The Museum was astounding. There were hundreds of people viewing the exhibits at the same time as us but it was incredibly quiet as few people spoke and when they did it was in a whisper. The only sound I remember were the voice overs—relatives of the deceased telling their remembrances of that day, and the sobs and sniffles as people listened and wiped their eyes. New York City did a tremendous job putting together a memorial that is respectful and touching by merging together people’s stories and memorabilia with salvage from the Twin Towers. The museum is built within the base of the buildings within parts of the foundation that still remained. During the salvage operation that took two years to complete, these stairs were found in the rubble and with painstaking research, they were able to determine which stairwell they came from and placed them geographically in the same location. Thousands of people came down these stairs and survived, while the firefighters who went up, all lost their lives.
Ladder Company 3 received some of the heaviest casualties of any fire company in the FDNY, losing most of its men in the September 11 attacks. The company reported to the North Tower of the World Trade Center, where Captain Patrick “Paddy” Brown and his men were last known to be on the 40th floor of the tower. The company arrived at the WTC running “heavy,” meaning that they carried more men than would actually be on a shift, as the attacks came during a shift change, and both shifts remained on duty. Chief Brown wasn’t wearing his usual helmet that day as it had been repaired and was in his personal truck. His family donated it to the museum. In total, 343 firefighters died instantly when the Twin Towers collapsed, along with 60 police officers and eight paramedics. During the September 11 attacks, 2,996 people were killed and more than 6,000 others wounded.

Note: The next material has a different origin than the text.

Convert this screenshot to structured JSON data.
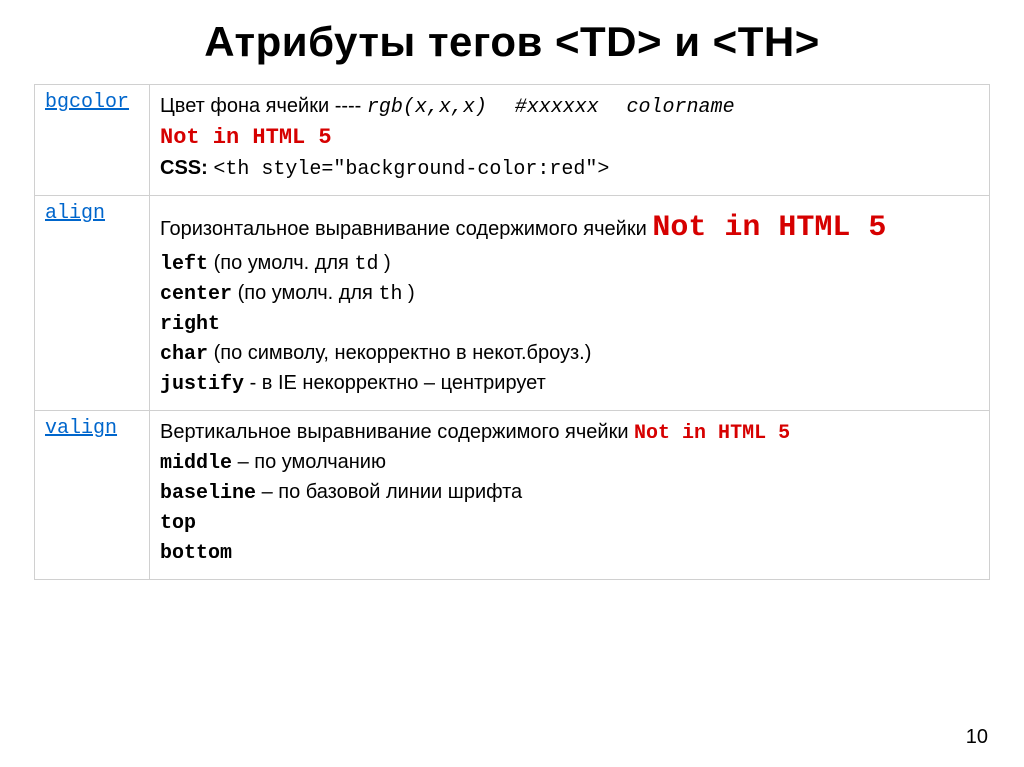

These immediate deaths included 265 on the four planes (including the 19 terrorists), 2,606 in the World Trade Center and in the surrounding area, and 125 at the Pentagon. Had the attack on the towers been later that morning, (the first plane hit at 8:46 a.m. before everyone was at work) experts predict the death toll would have been much higher as there were only about 17,000 people in the buildings which saw between 50,000 – 70,000 people pass through its doors daily. This museum was truly awe inspiring.
I’d like to finish this post where it began – at the airport. This is the newest innovation for travelers that we saw at both the Toronto and La Guardia airports. iPads that travelers can use for as long as they want, situated at tables throughout the airport. You can surf the web, watch for flight updates, check email, order food and pay for it with your credit or debit card and within a few minutes, it arrives. Very cool. I’d go back to New York City in a minute. There is so much more left to see and do – all I need now is win another award to give us the excuse to go. Who wants to come along?